Drake Street is a fantastic example of an absolutely non-descript street lined by featureless buildings. The gradient leading down to Rochdale town centre allows for thoughts of a descent into hell. A place frequented in the 1970s by Brian Ferry and Eno as they sought the isolationist feeling into their music. Drake Street was once a cultural hub of Rochdale. Some of the finest potato fondlers of the 1960s used to perform to the public in the street every alternate Tuesday. Liberace once formed an intricate ahead-of-its-time multimedia potato fondling extravaganza on Drake Street in the summer of 1968. Many of today's most prestigious potato fondlers were thought to be amongst the audience that day. Including Chris Martin of Coldplay, Tracy the ITV Weather Girl, Rafael Nadal of tennis fame and a very young Burt Reynolds. Alas, Drake Street lost its way in the 1980s when the potato fondlers moved on. Those days are fondly remembered by a plaque on the corner of the Transport Club building, just behind Drake Street, which was unveiled there in absolute pouring rain in March 1991 by Chesney Hawkes and Linda Hamilton who did try to fondle some potatoes, but it was a forlorn attempt and did bring out some boos by locals all teary eyed for the former glories of Drake Street. In winter 1997, some additional bins were placed near where Dr Rock's music establishment once traded. In 2011, the road markings were due to be repainted. However this never happened as lead road painter, Barry Oglethorpe, was ill with pike poisoning. The programme of works has now been proposed for 2027. Drake Street. A quintessentially English insignificant street with absolutely nothing to report.
The Mystic East Fish & Chip Shop remains the headquarters of the most prestigious Ecky Thump training facility in the world. Visitors can see the wide array of world-title winning black puddings used by Ecky Thump Grandmasters of the past and present.
Death and Resurrection
The town of Rochdale died on 22nd February 2003, when it was eaten by then Member of Parliament for Rochdale, Sir Cyril Smith.
Fortunately the town was re-born four months later when Sir Cyril shat it out again on his way to work.
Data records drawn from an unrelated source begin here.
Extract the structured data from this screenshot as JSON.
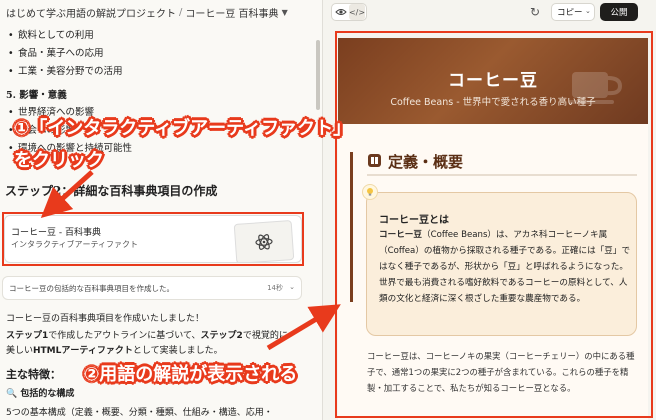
{
  "left": {
    "breadcrumb": {
      "project": "はじめて学ぶ用語の解説プロジェクト",
      "separator": "/",
      "page": "コーヒー豆 百科事典"
    },
    "list1": [
      "飲料としての利用",
      "食品・菓子への応用",
      "工業・美容分野での活用"
    ],
    "section5": "5. 影響・意義",
    "list2": [
      "世界経済への影響",
      "社会への影響",
      "環境への影響と持続可能性"
    ],
    "step2": "ステップ2：詳細な百科事典項目の作成",
    "artifact": {
      "title": "コーヒー豆 - 百科事典",
      "subtitle": "インタラクティブアーティファクト"
    },
    "artifact_row": {
      "text": "コーヒー豆の包括的な百科事典項目を作成した。",
      "time": "14秒"
    },
    "complete": "コーヒー豆の百科事典項目を作成いたしました！",
    "body": {
      "p1": "ステップ1",
      "p2": "で作成したアウトラインに基づいて、",
      "p3": "ステップ2",
      "p4": "で視覚的に",
      "p5": "美しい",
      "p6": "HTMLアーティファクト",
      "p7": "として実装しました。"
    },
    "features": "主な特徴：",
    "comprehensive": "🔍 包括的な構成",
    "five": "5つの基本構成（定義・概要、分類・種類、仕組み・構造、応用・"
  },
  "right": {
    "toolbar": {
      "copy": "コピー",
      "publish": "公開"
    },
    "hero": {
      "title": "コーヒー豆",
      "subtitle": "Coffee Beans - 世界中で愛される香り高い種子"
    },
    "definition": {
      "heading": "定義・概要",
      "box_title": "コーヒー豆とは",
      "box_bold": "コーヒー豆",
      "box_text": "（Coffee Beans）は、アカネ科コーヒーノキ属（Coffea）の植物から採取される種子である。正確には「豆」ではなく種子であるが、形状から「豆」と呼ばれるようになった。世界で最も消費される嗜好飲料であるコーヒーの原料として、人類の文化と経済に深く根ざした重要な農産物である。",
      "para": "コーヒー豆は、コーヒーノキの果実（コーヒーチェリー）の中にある種子で、通常1つの果実に2つの種子が含まれている。これらの種子を精製・加工することで、私たちが知るコーヒー豆となる。"
    }
  },
  "annotations": {
    "step1_line1": "①「インタラクティブアーティファクト」",
    "step1_line2": "をクリック",
    "step2": "②用語の解説が表示される"
  },
  "colors": {
    "accent_red": "#e83a1c",
    "coffee_brown": "#7a3e1f",
    "box_cream": "#fbeedb"
  }
}
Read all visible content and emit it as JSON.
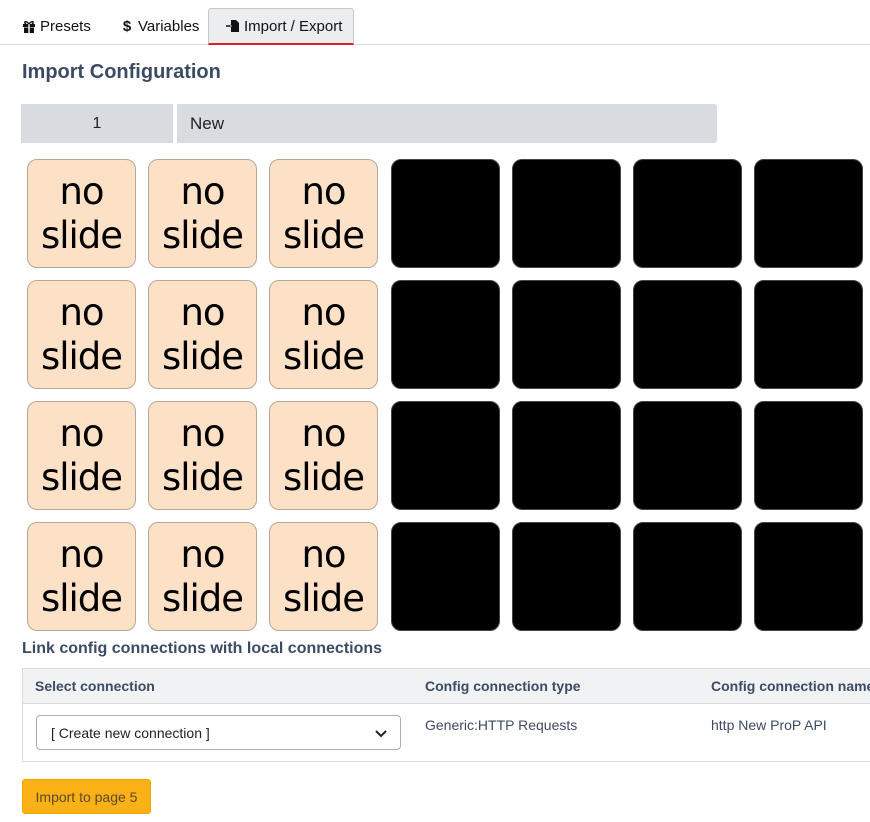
{
  "tabs": [
    {
      "label": "Presets",
      "icon": "gift-icon"
    },
    {
      "label": "Variables",
      "icon": "dollar-icon"
    },
    {
      "label": "Import / Export",
      "icon": "import-icon",
      "active": true
    }
  ],
  "title": "Import Configuration",
  "page": {
    "number": "1",
    "name": "New"
  },
  "grid": {
    "rows": 4,
    "cols": 7,
    "slide_cols": 3,
    "slide_text_line1": "no",
    "slide_text_line2": "slide",
    "slide_color": "#fde1c6",
    "empty_color": "#000000"
  },
  "connections": {
    "title": "Link config connections with local connections",
    "headers": [
      "Select connection",
      "Config connection type",
      "Config connection name"
    ],
    "row": {
      "selected": "[ Create new connection ]",
      "type": "Generic:HTTP Requests",
      "name": "http New ProP API"
    }
  },
  "import_button": "Import to page 5",
  "colors": {
    "accent": "#d9202f",
    "warning": "#f9b115",
    "heading": "#3c4b64"
  }
}
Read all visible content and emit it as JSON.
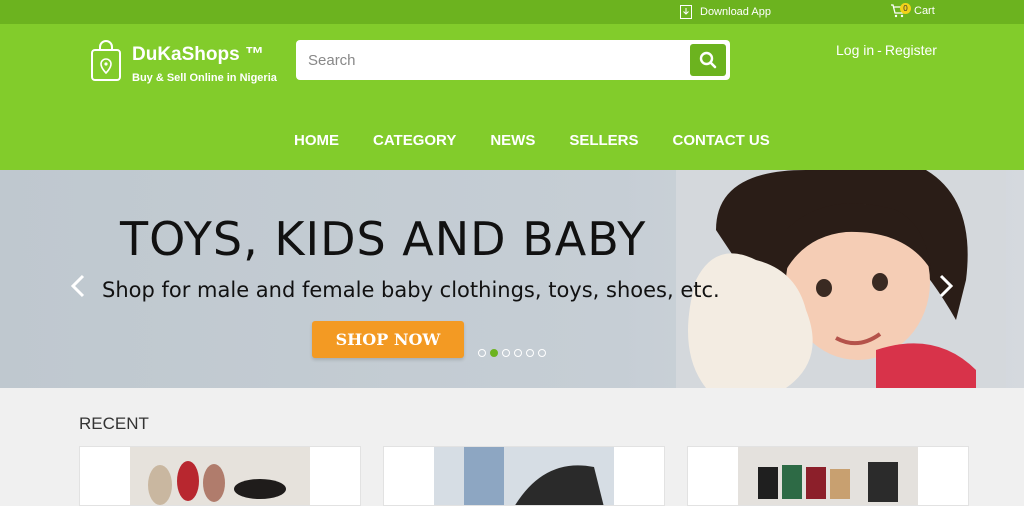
{
  "topbar": {
    "download": "Download App",
    "cart_count": "0",
    "cart": "Cart"
  },
  "brand": {
    "name": "DuKaShops ™",
    "tagline": "Buy & Sell Online in Nigeria"
  },
  "search": {
    "placeholder": "Search"
  },
  "auth": {
    "login": "Log in",
    "separator": "-",
    "register": "Register"
  },
  "nav": [
    "HOME",
    "CATEGORY",
    "NEWS",
    "SELLERS",
    "CONTACT US"
  ],
  "hero": {
    "title": "TOYS, KIDS AND BABY",
    "subtitle": "Shop for male and female baby clothings, toys, shoes, etc.",
    "cta": "SHOP NOW",
    "slides": 6,
    "active_slide": 2
  },
  "section": {
    "title": "RECENT"
  },
  "colors": {
    "topbar": "#6cb31f",
    "header": "#82cc2b",
    "cta": "#f39a23"
  }
}
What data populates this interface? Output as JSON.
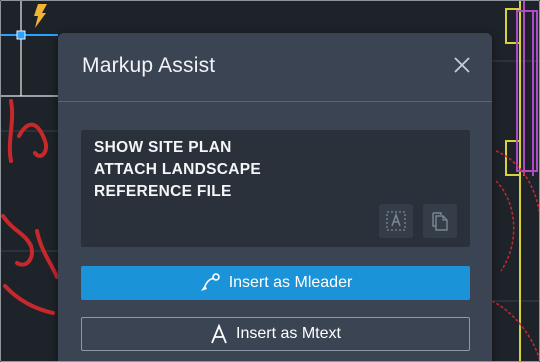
{
  "panel": {
    "title": "Markup Assist",
    "close_icon": "close-icon"
  },
  "markup": {
    "lines": [
      "SHOW SITE PLAN",
      "ATTACH LANDSCAPE",
      "REFERENCE FILE"
    ],
    "text_format_icon": "text-format-icon",
    "copy_icon": "copy-icon"
  },
  "actions": {
    "mleader_label": "Insert as Mleader",
    "mleader_icon": "mleader-icon",
    "mtext_label": "Insert as Mtext",
    "mtext_icon": "mtext-icon"
  },
  "colors": {
    "panel_bg": "#3b4453",
    "primary": "#1b93d8",
    "canvas_bg": "#1e232a",
    "markup_red": "#c8282c",
    "drawing_yellow": "#d7d23a"
  }
}
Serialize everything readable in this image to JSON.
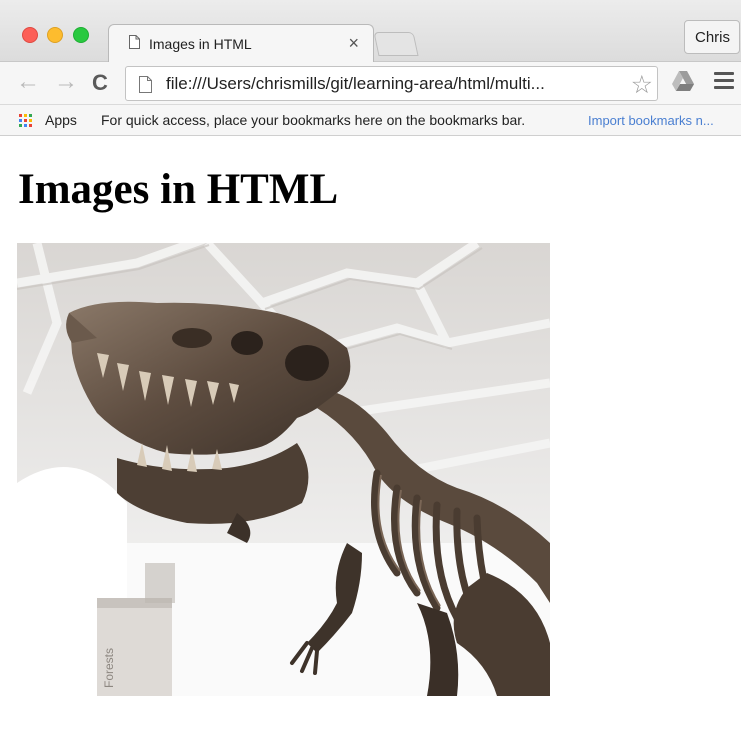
{
  "window": {
    "tab_title": "Images in HTML",
    "tab_close": "×",
    "profile_name": "Chris"
  },
  "toolbar": {
    "back": "←",
    "forward": "→",
    "reload": "C",
    "url": "file:///Users/chrismills/git/learning-area/html/multi...",
    "star": "☆"
  },
  "bookmarks_bar": {
    "apps_label": "Apps",
    "hint": "For quick access, place your bookmarks here on the bookmarks bar.",
    "import_link": "Import bookmarks n..."
  },
  "page": {
    "heading": "Images in HTML",
    "image_caption_sign": "Forests"
  },
  "colors": {
    "close": "#fc5f57",
    "minimize": "#fdbc2e",
    "zoom": "#29c940",
    "link": "#4a7fd1"
  }
}
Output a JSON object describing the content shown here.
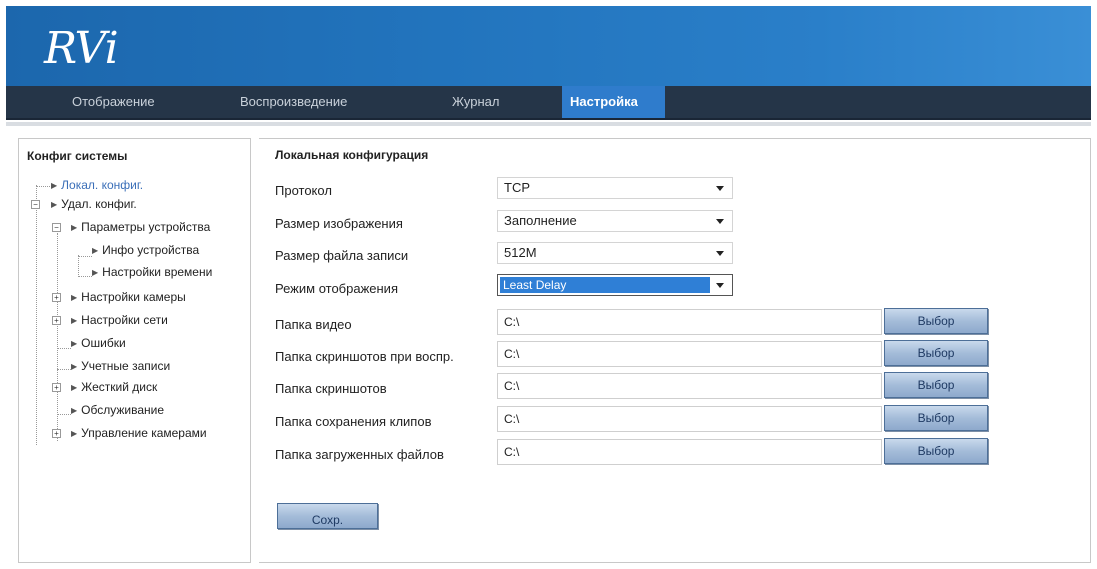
{
  "brand": {
    "logo": "RVi"
  },
  "nav": {
    "items": [
      {
        "label": "Отображение"
      },
      {
        "label": "Воспроизведение"
      },
      {
        "label": "Журнал"
      },
      {
        "label": "Настройка"
      }
    ],
    "active": "Настройка"
  },
  "sidebar": {
    "title": "Конфиг системы",
    "items": [
      {
        "label": "Локал. конфиг.",
        "selected": true
      },
      {
        "label": "Удал. конфиг."
      },
      {
        "label": "Параметры устройства"
      },
      {
        "label": "Инфо устройства"
      },
      {
        "label": "Настройки времени"
      },
      {
        "label": "Настройки камеры"
      },
      {
        "label": "Настройки сети"
      },
      {
        "label": "Ошибки"
      },
      {
        "label": "Учетные записи"
      },
      {
        "label": "Жесткий диск"
      },
      {
        "label": "Обслуживание"
      },
      {
        "label": "Управление камерами"
      }
    ]
  },
  "main": {
    "title": "Локальная конфигурация",
    "fields": [
      {
        "label": "Протокол",
        "value": "TCP"
      },
      {
        "label": "Размер изображения",
        "value": "Заполнение"
      },
      {
        "label": "Размер файла записи",
        "value": "512M"
      },
      {
        "label": "Режим отображения",
        "value": "Least Delay"
      }
    ],
    "paths": [
      {
        "label": "Папка видео",
        "value": "C:\\",
        "button": "Выбор"
      },
      {
        "label": "Папка скриншотов при воспр.",
        "value": "C:\\",
        "button": "Выбор"
      },
      {
        "label": "Папка скриншотов",
        "value": "C:\\",
        "button": "Выбор"
      },
      {
        "label": "Папка сохранения клипов",
        "value": "C:\\",
        "button": "Выбор"
      },
      {
        "label": "Папка загруженных файлов",
        "value": "C:\\",
        "button": "Выбор"
      }
    ],
    "save_label": "Сохр."
  },
  "colors": {
    "banner": "#2274bd",
    "nav_bg": "#253548",
    "nav_active": "#2f7ccc",
    "selection": "#2f7fd6",
    "sidebar_selected": "#3b6fb8"
  }
}
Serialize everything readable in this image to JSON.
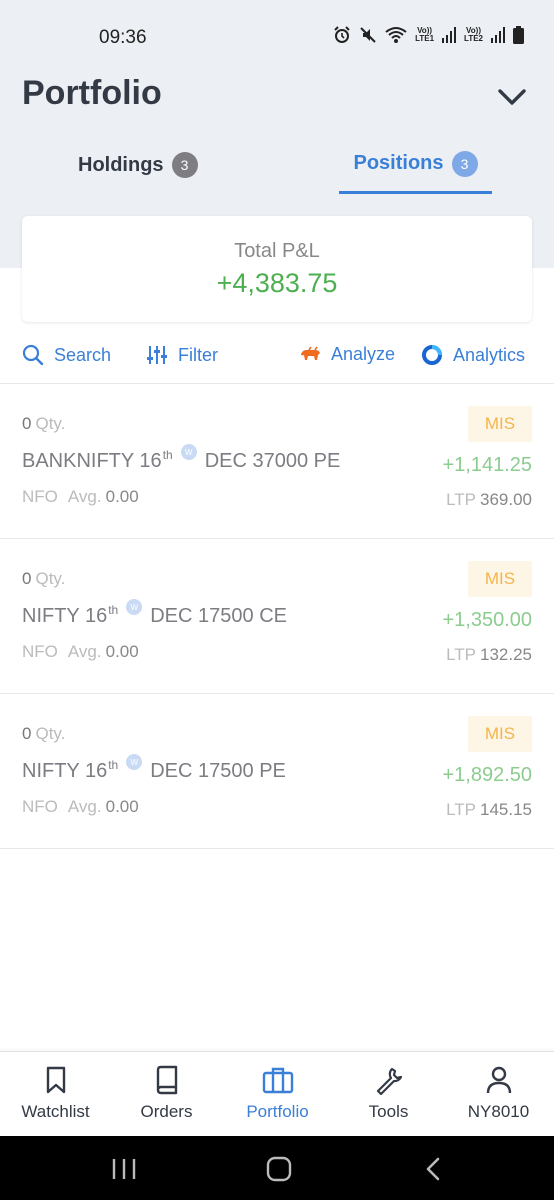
{
  "status_bar": {
    "time": "09:36",
    "icons": [
      "alarm-icon",
      "mute-icon",
      "wifi-icon",
      "lte1-signal-icon",
      "lte2-signal-icon",
      "battery-icon"
    ],
    "lte1": "Vo)) LTE1",
    "lte2": "Vo)) LTE2"
  },
  "header": {
    "title": "Portfolio",
    "menu_icon": "chevron-down-icon"
  },
  "tabs": [
    {
      "label": "Holdings",
      "count": "3",
      "active": false
    },
    {
      "label": "Positions",
      "count": "3",
      "active": true
    }
  ],
  "summary": {
    "label": "Total P&L",
    "value": "+4,383.75"
  },
  "toolbar": {
    "search": "Search",
    "filter": "Filter",
    "analyze": "Analyze",
    "analytics": "Analytics"
  },
  "positions": [
    {
      "qty": "0",
      "qty_unit": "Qty.",
      "product": "MIS",
      "symbol": "BANKNIFTY 16",
      "sup": "th",
      "weekly_badge": "W",
      "rest": "DEC 37000 PE",
      "pnl": "+1,141.25",
      "exchange": "NFO",
      "avg_label": "Avg.",
      "avg": "0.00",
      "ltp_label": "LTP",
      "ltp": "369.00"
    },
    {
      "qty": "0",
      "qty_unit": "Qty.",
      "product": "MIS",
      "symbol": "NIFTY 16",
      "sup": "th",
      "weekly_badge": "W",
      "rest": "DEC 17500 CE",
      "pnl": "+1,350.00",
      "exchange": "NFO",
      "avg_label": "Avg.",
      "avg": "0.00",
      "ltp_label": "LTP",
      "ltp": "132.25"
    },
    {
      "qty": "0",
      "qty_unit": "Qty.",
      "product": "MIS",
      "symbol": "NIFTY 16",
      "sup": "th",
      "weekly_badge": "W",
      "rest": "DEC 17500 PE",
      "pnl": "+1,892.50",
      "exchange": "NFO",
      "avg_label": "Avg.",
      "avg": "0.00",
      "ltp_label": "LTP",
      "ltp": "145.15"
    }
  ],
  "bottom_nav": [
    {
      "label": "Watchlist",
      "icon": "bookmark-icon",
      "active": false
    },
    {
      "label": "Orders",
      "icon": "book-icon",
      "active": false
    },
    {
      "label": "Portfolio",
      "icon": "briefcase-icon",
      "active": true
    },
    {
      "label": "Tools",
      "icon": "wrench-icon",
      "active": false
    },
    {
      "label": "NY8010",
      "icon": "user-icon",
      "active": false
    }
  ],
  "colors": {
    "accent": "#3a7fd8",
    "profit": "#4caf50",
    "product_badge": "#f2b54a",
    "header_bg": "#eceff3"
  }
}
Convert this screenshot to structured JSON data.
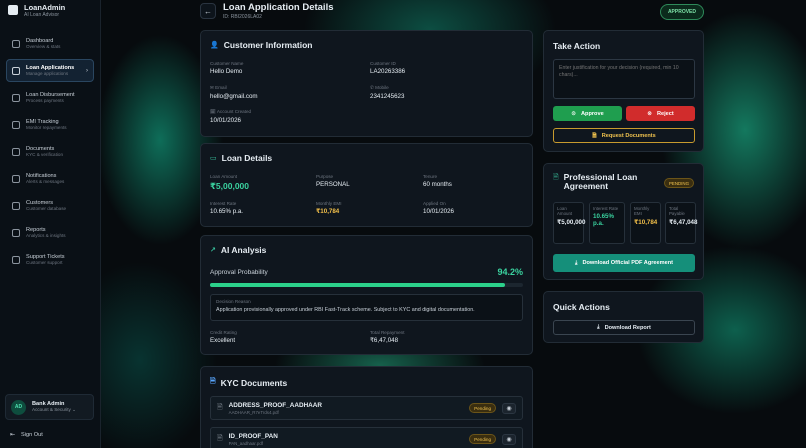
{
  "sidebar": {
    "brand_name": "LoanAdmin",
    "brand_sub": "AI Loan Advisor",
    "items": [
      {
        "label": "Dashboard",
        "desc": "Overview & stats"
      },
      {
        "label": "Loan Applications",
        "desc": "Manage applications"
      },
      {
        "label": "Loan Disbursement",
        "desc": "Process payments"
      },
      {
        "label": "EMI Tracking",
        "desc": "Monitor repayments"
      },
      {
        "label": "Documents",
        "desc": "KYC & verification"
      },
      {
        "label": "Notifications",
        "desc": "Alerts & messages"
      },
      {
        "label": "Customers",
        "desc": "Customer database"
      },
      {
        "label": "Reports",
        "desc": "Analytics & insights"
      },
      {
        "label": "Support Tickets",
        "desc": "Customer support"
      }
    ],
    "active_chevron": "›",
    "user": {
      "initials": "AD",
      "name": "Bank Admin",
      "role": "Account & Security ⌄"
    },
    "signout": "Sign Out"
  },
  "header": {
    "back": "←",
    "title": "Loan Application Details",
    "subtitle": "ID: RBI2026LA02",
    "status": "APPROVED"
  },
  "customer": {
    "title": "Customer Information",
    "name_label": "Customer Name",
    "name": "Hello Demo",
    "id_label": "Customer ID",
    "id": "LA20263386",
    "email_label": "✉ Email",
    "email": "hello@gmail.com",
    "mobile_label": "✆ Mobile",
    "mobile": "2341245623",
    "created_label": "🗓 Account Created",
    "created": "10/01/2026"
  },
  "loan": {
    "title": "Loan Details",
    "amount_label": "Loan Amount",
    "amount": "₹5,00,000",
    "purpose_label": "Purpose",
    "purpose": "PERSONAL",
    "tenure_label": "Tenure",
    "tenure": "60 months",
    "rate_label": "Interest Rate",
    "rate": "10.65% p.a.",
    "emi_label": "Monthly EMI",
    "emi": "₹10,784",
    "applied_label": "Applied On",
    "applied": "10/01/2026"
  },
  "ai": {
    "title": "AI Analysis",
    "prob_label": "Approval Probability",
    "prob_value": "94.2%",
    "prob_fraction": 0.942,
    "reason_label": "Decision Reason",
    "reason": "Application provisionally approved under RBI Fast-Track scheme. Subject to KYC and digital documentation.",
    "credit_label": "Credit Rating",
    "credit": "Excellent",
    "repay_label": "Total Repayment",
    "repay": "₹6,47,048"
  },
  "kyc": {
    "title": "KYC Documents",
    "docs": [
      {
        "name": "ADDRESS_PROOF_AADHAAR",
        "file": "AADHAAR_R7eTrds4.pdf",
        "status": "Pending"
      },
      {
        "name": "ID_PROOF_PAN",
        "file": "PAN_aadhaar.pdf",
        "status": "Pending"
      }
    ]
  },
  "action": {
    "title": "Take Action",
    "placeholder": "Enter justification for your decision (required, min 10 chars)...",
    "approve": "Approve",
    "reject": "Reject",
    "request": "Request Documents"
  },
  "agreement": {
    "title": "Professional Loan Agreement",
    "status": "PENDING",
    "stats": [
      {
        "label": "Loan Amount",
        "value": "₹5,00,000"
      },
      {
        "label": "Interest Rate",
        "value": "10.65% p.a."
      },
      {
        "label": "Monthly EMI",
        "value": "₹10,784"
      },
      {
        "label": "Total Payable",
        "value": "₹6,47,048"
      }
    ],
    "download": "Download Official PDF Agreement"
  },
  "quick": {
    "title": "Quick Actions",
    "report": "Download Report"
  },
  "colors": {
    "accent": "#3ad29f",
    "approve": "#1f9e4f",
    "reject": "#d12c2c",
    "warning": "#f0c24e"
  }
}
The majority of the inhabitants of Rochdale not only survived the digestive process, but had not really noticed anything unusual having happened.
“What do you mean?”
The Mayor of Rochdale, Barry Bumhole, on being eaten and shat out by an MP.